When in force, the Bill will ensure that a parent who is already grieving the loss of their partner does not have to worry about whether they will get the necessary leave from work to care for their child. As I stated in Committee, the Government wholeheartedly supported the amendments tabled by the hon. Member for Ogmore, which are crucial to ensuring the Bill’s effectiveness, fairness and inclusivity, and support the Government’s commitment to bolster the participation of parents in the workplace.

As with most family leave and pay entitlements, much of the detail will be delivered through secondary legislation, which will come before the House in due course. By introducing this change to the legislative framework, we will ensure that employees who lose their partner in the time surrounding childbirth or adoption have access to a period of leave to care for their new child. This change means that bereaved partners need not rely on the good will of their employer to take time off work—and, importantly, they can stay connected to the labour market until they can return to work.

I thank hon. Members for their valuable contributions to the debate. The Bill is an important extension of the support and protection that we already provide to parents; in this case, it is for when they face one of the most challenging situations of their lives. As such, the Government take pride in endorsing this private Member’s Bill. I again thank my hon. Friend the Member for Broxtowe, other hon. Members who made contributions and, finally, the hon. Member for Ogmore for continuing to work with me to develop the Bill into a piece of legislation that will work effectively for parents and businesses alike. I also thank the officials, who have done such a fantastic job. As I said, it is not just this legislation, because we have six other private Members’ Bills. They have worked under huge pressure this year and done a fantastic job. I very much appreciate their efforts. I hope that the Bill will progress rapidly to the next stage in Parliament.

Photo of Chris Elmore Chris Elmore Opposition Whip (Commons) 1:24, 26 Ebrill 2024

With the leave of the House, I thank all Members who have spoken in this debate, including the hon. Members for Hyndburn (Sara Britcliffe) and for Stoke-on-Trent South (Jack Brereton). The hon. Member for Stoke-on-Trent South has consistently supported the Bill, and I am grateful to him for always being here when the Bill was debated on the Floor of the House.

I said at the beginning that I wanted to thank the organisations that have supported the Bill and I do so again. The support of organisations such as Gingerbread, the Fawcett Society and the Childhood Bereavement Network has been invaluable not just in making sure that the Bill works for parents but in giving living examples of people who are left behind to raise a child. I have had several conversations with bereaved parents, some of whom were bereaved years and years ago, who have said what a difference this legislation would have made had it existed at the time. Nobody expects to lose their partner in childbirth—it is unimaginable in that sense—but now they are able to reflect on it in those terms.

I could not conclude without paying tribute to Darren Henry. He was instrumental in convincing an Opposition Whip to take on his Bill, and I said at the time that that was quite an achievement. But we are actually here today because of Aaron, Bernadette and Tim. I wish we were not, in truth, but we are, and that is because of people such as Aaron and their dogged determination to convince their MPs that the law could be changed.

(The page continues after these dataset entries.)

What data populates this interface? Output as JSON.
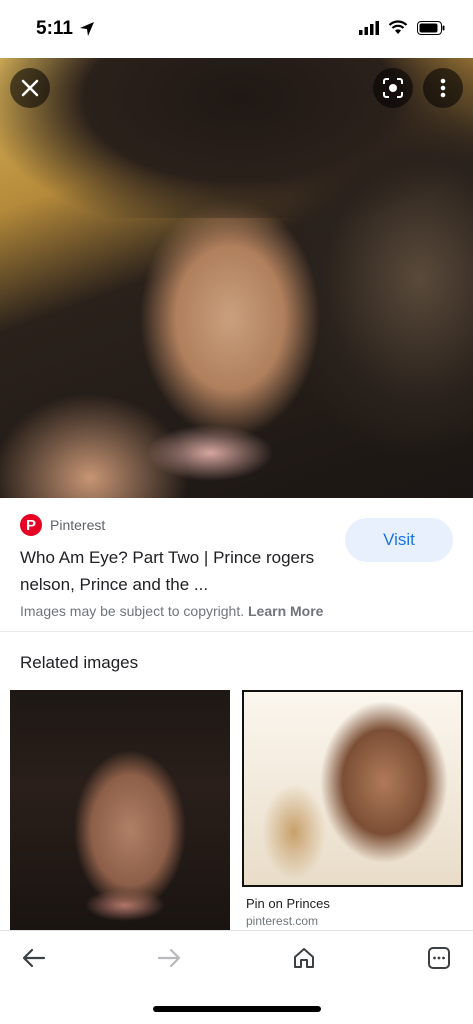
{
  "status_bar": {
    "time": "5:11"
  },
  "source": {
    "name": "Pinterest"
  },
  "result": {
    "title": "Who Am Eye? Part Two | Prince rogers nelson, Prince and the ...",
    "visit_label": "Visit"
  },
  "copyright": {
    "text": "Images may be subject to copyright.",
    "link": "Learn More"
  },
  "related": {
    "heading": "Related images",
    "items": [
      {
        "caption": "",
        "domain": ""
      },
      {
        "caption": "Pin on Princes",
        "domain": "pinterest.com"
      }
    ]
  },
  "colors": {
    "accent": "#1a73e8",
    "visit_bg": "#e8f0fe",
    "pinterest": "#e60023"
  },
  "icons": [
    "location-arrow-icon",
    "signal-icon",
    "wifi-icon",
    "battery-icon",
    "close-icon",
    "lens-icon",
    "more-vert-icon",
    "back-icon",
    "forward-icon",
    "home-icon",
    "tabs-icon"
  ]
}
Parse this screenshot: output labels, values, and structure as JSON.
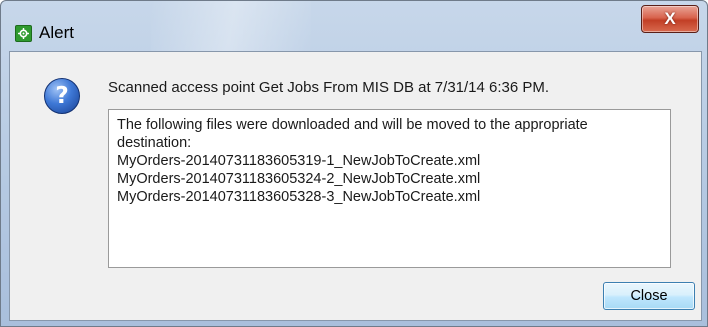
{
  "window": {
    "title": "Alert",
    "close_glyph": "X"
  },
  "icons": {
    "app": "app-gear-icon",
    "help": "question-icon",
    "close": "close-icon"
  },
  "dialog": {
    "help_glyph": "?",
    "message": "Scanned access point Get Jobs From MIS DB at 7/31/14 6:36 PM.",
    "details": [
      "The following files were downloaded and will be moved to the appropriate destination:",
      "MyOrders-20140731183605319-1_NewJobToCreate.xml",
      "MyOrders-20140731183605324-2_NewJobToCreate.xml",
      "MyOrders-20140731183605328-3_NewJobToCreate.xml"
    ],
    "close_label": "Close"
  },
  "colors": {
    "title_bar": "#b5c9e2",
    "close_x": "#c23f26",
    "app_icon": "#2f9a2f",
    "help_icon": "#3e78d6",
    "button_border": "#3c7fb1"
  }
}
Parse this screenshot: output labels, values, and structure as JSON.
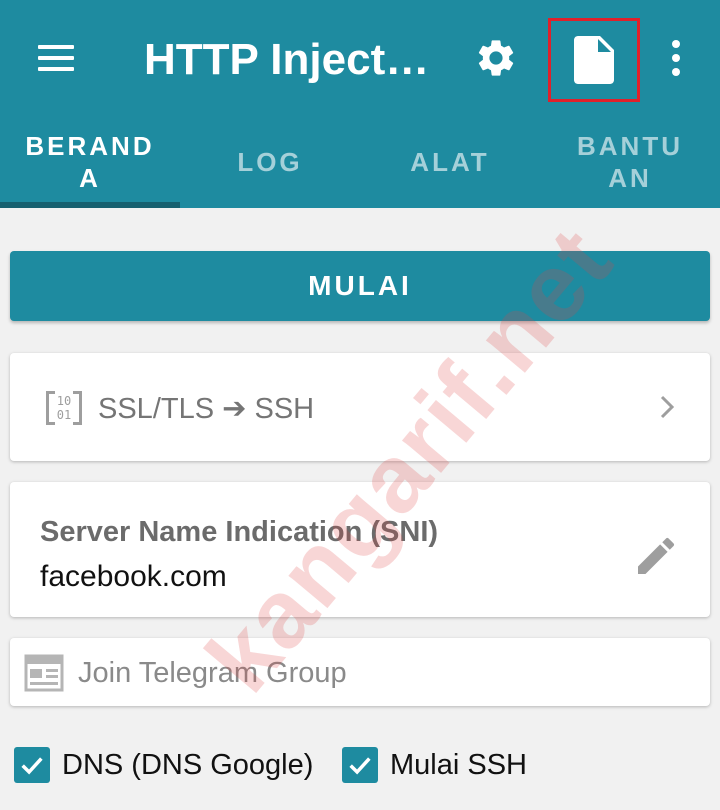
{
  "app": {
    "title": "HTTP Inject…"
  },
  "tabs": [
    {
      "label": "BERANDA",
      "active": true
    },
    {
      "label": "LOG",
      "active": false
    },
    {
      "label": "ALAT",
      "active": false
    },
    {
      "label": "BANTUAN",
      "active": false
    }
  ],
  "main": {
    "start_label": "MULAI",
    "mode": {
      "icon_text": "10\n01",
      "label": "SSL/TLS ➔ SSH"
    },
    "sni": {
      "title": "Server Name Indication (SNI)",
      "value": "facebook.com"
    },
    "telegram_label": "Join Telegram Group",
    "options": [
      {
        "label": "DNS (DNS Google)",
        "checked": true
      },
      {
        "label": "Mulai SSH",
        "checked": true
      }
    ]
  },
  "watermark": "kangarif.net",
  "colors": {
    "primary": "#1e8ba0",
    "primary_dark": "#17606f",
    "highlight_box": "#e0202a",
    "background": "#f1f1f1"
  },
  "icons": [
    "menu-icon",
    "gear-icon",
    "file-icon",
    "more-vert-icon",
    "binary-icon",
    "chevron-right-icon",
    "pencil-icon",
    "newspaper-icon",
    "check-icon"
  ]
}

I pay tribute to the officials again, and to Rebecca Harris, who is instrumental in ensuring that so many Bills are passed every sitting Friday, week after week. I can recall days when no private Member’s Bills were passed, Mr Deputy Speaker, under a previous Whip for PMBs, and that was the sport of the Friday. These days, many pass with good cause and I am so pleased that Members have supported the Bill’s progress to the other place. I look forward to it gaining consent from there and from His Majesty the King.

Question put and agreed to.

Bill accordingly read the Third time and passed.